London prices have recorded the strongest quarter of growth in over a decade as the capital’s prime rental market now leads the recovery.
A return of office workers and employees relocating for work meant prices were up 2.9 per cent in the third quarter, the strongest quarter of growth since March 2011, according to Savills.
An inflow of workers returning to the City has led to significant price growth in Shoreditch (up 9.6 per cent) and Clerkenwell (up 7.4 per cent) in the three months to the end of September.
What’s more, south west locations favoured by families – including Wandsworth and Wimbledon – have also seen price increases.
Prime central London rental growth has swelled 3.6 percent on the quarter, well ahead of quarterly growth in the prime commuter belt, up by 1.4 per cent.
Real estate agents Savills found that growth in cities was up by eight per cent while villages, towns and rural areas saw growth around six or seven per cent. This marks a reversal of the lockdown trend, when people fled urban areas for countryside escapes.

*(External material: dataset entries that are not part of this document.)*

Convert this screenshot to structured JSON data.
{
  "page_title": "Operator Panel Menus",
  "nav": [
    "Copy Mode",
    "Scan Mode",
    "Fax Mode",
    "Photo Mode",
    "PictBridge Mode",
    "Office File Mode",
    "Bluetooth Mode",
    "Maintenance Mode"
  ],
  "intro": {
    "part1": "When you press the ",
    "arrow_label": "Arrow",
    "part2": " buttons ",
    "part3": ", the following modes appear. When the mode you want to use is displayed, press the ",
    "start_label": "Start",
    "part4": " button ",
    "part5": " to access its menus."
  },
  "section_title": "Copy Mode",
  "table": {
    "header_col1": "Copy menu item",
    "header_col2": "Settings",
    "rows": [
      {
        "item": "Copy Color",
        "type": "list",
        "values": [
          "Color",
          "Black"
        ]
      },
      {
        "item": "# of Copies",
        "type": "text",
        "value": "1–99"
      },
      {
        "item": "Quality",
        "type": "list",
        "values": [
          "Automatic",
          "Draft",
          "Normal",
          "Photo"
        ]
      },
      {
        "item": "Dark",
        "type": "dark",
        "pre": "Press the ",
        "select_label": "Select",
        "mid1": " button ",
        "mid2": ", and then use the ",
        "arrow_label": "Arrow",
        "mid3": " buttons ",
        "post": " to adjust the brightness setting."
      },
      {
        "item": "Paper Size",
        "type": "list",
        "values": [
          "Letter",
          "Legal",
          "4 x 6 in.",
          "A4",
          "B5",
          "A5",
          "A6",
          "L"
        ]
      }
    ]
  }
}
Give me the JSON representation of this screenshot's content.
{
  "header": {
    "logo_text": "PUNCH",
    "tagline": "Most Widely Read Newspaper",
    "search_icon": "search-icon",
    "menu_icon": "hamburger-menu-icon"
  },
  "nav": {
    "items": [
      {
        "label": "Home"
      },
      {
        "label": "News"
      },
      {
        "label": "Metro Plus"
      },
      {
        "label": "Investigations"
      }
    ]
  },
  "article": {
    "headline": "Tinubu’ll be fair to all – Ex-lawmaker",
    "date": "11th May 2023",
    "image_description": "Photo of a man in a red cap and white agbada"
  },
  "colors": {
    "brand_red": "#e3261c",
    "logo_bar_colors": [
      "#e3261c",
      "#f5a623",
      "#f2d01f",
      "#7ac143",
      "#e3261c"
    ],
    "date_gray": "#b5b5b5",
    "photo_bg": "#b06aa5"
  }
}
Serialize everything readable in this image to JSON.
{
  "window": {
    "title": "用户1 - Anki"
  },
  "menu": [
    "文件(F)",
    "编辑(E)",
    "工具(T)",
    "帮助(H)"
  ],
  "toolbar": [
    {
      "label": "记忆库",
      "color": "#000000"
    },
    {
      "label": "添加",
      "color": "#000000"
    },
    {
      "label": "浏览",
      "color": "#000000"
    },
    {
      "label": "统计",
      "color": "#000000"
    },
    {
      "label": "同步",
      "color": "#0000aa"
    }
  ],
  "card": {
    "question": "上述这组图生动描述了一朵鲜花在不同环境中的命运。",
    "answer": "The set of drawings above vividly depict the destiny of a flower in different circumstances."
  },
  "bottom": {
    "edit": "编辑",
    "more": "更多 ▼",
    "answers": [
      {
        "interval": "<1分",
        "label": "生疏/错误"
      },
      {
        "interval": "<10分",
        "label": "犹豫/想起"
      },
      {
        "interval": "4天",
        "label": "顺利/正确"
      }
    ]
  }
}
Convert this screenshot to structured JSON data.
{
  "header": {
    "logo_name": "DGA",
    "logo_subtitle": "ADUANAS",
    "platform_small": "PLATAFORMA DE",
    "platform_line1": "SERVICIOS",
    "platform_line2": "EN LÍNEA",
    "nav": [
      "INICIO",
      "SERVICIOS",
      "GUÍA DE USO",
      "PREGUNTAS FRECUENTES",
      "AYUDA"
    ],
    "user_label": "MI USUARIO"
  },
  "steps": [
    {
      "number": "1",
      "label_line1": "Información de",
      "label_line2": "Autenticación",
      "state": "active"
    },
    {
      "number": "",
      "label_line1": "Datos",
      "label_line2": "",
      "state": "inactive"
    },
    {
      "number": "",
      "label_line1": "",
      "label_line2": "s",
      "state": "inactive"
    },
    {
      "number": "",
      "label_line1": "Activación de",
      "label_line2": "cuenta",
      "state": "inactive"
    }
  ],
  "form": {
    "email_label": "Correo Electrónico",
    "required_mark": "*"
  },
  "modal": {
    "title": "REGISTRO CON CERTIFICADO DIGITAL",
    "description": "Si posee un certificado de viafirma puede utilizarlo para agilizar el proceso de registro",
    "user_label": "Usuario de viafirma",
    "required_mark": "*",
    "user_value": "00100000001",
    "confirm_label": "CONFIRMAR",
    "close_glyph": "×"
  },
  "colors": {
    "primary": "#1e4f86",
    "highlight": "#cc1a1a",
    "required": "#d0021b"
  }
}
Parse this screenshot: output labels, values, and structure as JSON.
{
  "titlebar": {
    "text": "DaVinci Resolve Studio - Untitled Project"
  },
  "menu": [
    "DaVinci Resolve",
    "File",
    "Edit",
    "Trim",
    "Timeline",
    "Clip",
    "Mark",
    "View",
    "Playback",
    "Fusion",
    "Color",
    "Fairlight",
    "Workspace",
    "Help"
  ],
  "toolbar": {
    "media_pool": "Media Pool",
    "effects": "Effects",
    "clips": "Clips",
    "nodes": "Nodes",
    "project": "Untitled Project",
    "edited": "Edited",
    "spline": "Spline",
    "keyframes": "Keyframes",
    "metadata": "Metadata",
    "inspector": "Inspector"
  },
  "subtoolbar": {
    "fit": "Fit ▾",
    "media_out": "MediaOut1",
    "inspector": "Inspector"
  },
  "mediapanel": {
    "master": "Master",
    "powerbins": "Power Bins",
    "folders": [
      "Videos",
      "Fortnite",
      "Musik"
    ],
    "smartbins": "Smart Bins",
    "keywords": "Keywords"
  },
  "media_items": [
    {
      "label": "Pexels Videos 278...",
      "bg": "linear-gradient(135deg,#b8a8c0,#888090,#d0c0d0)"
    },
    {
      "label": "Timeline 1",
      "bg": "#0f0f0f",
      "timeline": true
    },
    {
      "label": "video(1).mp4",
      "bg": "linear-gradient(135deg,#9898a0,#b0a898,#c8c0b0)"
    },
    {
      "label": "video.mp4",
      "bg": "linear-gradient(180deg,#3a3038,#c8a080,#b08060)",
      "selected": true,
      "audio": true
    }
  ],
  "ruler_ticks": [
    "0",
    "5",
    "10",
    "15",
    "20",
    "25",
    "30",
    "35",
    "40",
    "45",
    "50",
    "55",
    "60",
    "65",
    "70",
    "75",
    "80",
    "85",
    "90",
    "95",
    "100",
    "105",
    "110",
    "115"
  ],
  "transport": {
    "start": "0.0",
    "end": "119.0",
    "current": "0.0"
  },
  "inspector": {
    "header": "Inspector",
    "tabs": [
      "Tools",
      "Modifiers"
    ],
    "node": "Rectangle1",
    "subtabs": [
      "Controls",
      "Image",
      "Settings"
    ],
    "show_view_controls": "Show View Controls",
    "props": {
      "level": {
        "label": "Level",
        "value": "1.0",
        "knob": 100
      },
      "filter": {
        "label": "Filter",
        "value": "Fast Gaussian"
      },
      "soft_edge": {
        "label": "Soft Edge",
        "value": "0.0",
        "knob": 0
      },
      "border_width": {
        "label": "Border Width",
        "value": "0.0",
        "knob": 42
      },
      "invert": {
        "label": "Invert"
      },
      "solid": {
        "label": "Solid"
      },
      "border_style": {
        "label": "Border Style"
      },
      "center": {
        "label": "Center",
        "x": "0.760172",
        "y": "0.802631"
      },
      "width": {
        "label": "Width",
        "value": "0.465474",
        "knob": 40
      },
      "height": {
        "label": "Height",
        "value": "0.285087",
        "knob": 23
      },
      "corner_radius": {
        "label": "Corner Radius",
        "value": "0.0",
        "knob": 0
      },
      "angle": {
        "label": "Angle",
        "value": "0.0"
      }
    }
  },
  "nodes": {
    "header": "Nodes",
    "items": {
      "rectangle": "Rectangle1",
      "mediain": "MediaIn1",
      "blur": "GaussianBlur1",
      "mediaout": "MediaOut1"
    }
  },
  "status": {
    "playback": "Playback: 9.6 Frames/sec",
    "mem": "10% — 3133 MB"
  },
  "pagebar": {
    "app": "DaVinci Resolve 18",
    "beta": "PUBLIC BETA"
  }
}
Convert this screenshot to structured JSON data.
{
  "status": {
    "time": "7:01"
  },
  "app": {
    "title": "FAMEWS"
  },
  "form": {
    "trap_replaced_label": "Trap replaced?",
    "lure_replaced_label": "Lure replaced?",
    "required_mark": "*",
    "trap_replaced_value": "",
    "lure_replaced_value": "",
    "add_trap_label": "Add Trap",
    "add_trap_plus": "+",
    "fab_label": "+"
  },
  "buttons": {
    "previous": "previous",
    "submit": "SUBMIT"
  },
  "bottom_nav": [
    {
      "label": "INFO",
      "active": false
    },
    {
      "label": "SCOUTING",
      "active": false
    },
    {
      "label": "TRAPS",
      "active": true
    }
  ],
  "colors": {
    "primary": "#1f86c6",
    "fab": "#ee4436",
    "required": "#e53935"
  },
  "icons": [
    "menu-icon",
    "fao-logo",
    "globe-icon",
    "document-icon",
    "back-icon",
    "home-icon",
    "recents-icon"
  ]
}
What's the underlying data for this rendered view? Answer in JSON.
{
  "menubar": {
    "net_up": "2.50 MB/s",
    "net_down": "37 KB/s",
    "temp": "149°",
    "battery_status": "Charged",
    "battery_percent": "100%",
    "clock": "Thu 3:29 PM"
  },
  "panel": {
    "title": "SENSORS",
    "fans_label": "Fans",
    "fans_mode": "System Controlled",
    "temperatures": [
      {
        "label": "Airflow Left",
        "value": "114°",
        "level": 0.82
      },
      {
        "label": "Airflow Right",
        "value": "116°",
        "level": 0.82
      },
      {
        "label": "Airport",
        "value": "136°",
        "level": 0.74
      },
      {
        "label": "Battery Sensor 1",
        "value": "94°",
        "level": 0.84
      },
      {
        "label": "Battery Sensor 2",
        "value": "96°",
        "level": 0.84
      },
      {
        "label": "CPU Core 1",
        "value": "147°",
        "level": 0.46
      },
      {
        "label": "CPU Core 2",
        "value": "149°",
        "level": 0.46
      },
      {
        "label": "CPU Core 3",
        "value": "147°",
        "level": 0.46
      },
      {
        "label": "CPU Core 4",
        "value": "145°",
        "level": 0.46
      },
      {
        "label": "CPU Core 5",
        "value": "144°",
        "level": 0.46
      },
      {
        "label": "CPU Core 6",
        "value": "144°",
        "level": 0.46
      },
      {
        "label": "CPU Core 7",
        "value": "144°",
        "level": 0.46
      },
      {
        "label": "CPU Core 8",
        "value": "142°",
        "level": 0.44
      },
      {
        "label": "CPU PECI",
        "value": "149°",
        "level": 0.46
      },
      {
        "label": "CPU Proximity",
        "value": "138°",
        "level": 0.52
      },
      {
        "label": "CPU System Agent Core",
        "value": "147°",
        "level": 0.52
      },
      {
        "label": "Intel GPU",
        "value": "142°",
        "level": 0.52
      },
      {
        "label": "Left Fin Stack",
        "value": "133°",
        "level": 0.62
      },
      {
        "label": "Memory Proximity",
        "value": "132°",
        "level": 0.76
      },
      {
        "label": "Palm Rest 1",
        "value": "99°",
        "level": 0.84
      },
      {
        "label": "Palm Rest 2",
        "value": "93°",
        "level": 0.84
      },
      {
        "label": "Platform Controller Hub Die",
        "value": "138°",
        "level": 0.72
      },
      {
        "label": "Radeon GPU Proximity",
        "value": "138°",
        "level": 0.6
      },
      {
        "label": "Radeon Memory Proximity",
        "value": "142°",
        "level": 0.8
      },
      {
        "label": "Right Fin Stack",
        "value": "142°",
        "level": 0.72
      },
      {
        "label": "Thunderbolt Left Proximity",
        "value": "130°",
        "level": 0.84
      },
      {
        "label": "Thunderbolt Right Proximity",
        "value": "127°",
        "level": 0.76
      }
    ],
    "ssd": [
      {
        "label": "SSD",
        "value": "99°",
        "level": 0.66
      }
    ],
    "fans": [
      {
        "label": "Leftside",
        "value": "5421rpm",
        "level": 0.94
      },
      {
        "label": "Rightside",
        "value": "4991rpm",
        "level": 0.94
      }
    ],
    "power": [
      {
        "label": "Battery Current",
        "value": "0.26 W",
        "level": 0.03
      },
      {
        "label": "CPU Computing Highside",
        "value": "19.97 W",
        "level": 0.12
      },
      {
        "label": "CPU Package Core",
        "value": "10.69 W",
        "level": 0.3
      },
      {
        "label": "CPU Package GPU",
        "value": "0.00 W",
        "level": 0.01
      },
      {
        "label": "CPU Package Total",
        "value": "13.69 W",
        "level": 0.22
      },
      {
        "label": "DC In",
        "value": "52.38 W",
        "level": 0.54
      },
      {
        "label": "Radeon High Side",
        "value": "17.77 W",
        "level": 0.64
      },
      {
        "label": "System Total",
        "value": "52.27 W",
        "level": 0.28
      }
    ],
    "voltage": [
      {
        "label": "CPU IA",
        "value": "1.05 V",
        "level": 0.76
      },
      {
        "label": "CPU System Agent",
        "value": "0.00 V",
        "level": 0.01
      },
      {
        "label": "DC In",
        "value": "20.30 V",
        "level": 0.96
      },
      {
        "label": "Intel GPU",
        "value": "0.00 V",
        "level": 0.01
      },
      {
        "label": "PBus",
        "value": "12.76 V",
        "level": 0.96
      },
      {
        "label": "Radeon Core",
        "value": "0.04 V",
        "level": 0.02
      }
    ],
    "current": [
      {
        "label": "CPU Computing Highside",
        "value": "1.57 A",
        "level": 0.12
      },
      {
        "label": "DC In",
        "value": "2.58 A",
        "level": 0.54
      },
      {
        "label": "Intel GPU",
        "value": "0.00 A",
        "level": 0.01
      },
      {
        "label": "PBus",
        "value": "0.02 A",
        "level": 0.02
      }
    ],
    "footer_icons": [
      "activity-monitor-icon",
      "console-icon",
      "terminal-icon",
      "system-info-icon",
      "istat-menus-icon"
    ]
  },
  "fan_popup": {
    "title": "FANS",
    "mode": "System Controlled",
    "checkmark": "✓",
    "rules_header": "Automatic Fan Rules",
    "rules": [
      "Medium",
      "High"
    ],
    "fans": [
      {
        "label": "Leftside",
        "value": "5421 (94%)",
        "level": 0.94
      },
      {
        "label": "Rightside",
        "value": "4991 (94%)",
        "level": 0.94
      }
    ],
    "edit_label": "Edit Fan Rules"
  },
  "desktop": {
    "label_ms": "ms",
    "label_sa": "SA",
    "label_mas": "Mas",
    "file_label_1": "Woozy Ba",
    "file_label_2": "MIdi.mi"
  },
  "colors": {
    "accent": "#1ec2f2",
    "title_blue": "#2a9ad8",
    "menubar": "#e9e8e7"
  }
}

The prime lettings market was in a “frenzy” thanks to a return of international travel plus the easing of lockdown restrictions, according to Amelia Greene, director in the prime lettings team at Savills.
She added: “Demand is up across the board – and nearly every branch is reporting competitive bidding. Hotspots in North and East London have been particularly popular due to workers’ desire to walk to the office, and the return of students to the capital.”
Landlords would reap the rewards of the trend with tenants battling for properties by paying a full year of rent upfront or committing to properties before viewing them, Greene added.
Renters’ willingness for flats has started to recover with price rises for prime London flats outperforming houses for the first time since December 2019.
Although lockdown made renters realise the value of green space, properties with no outdoor space have made a come back with a 3.5 per cent growth.
Tenants have been forced to compromise on features like gardens because of a shortage of properties on the market.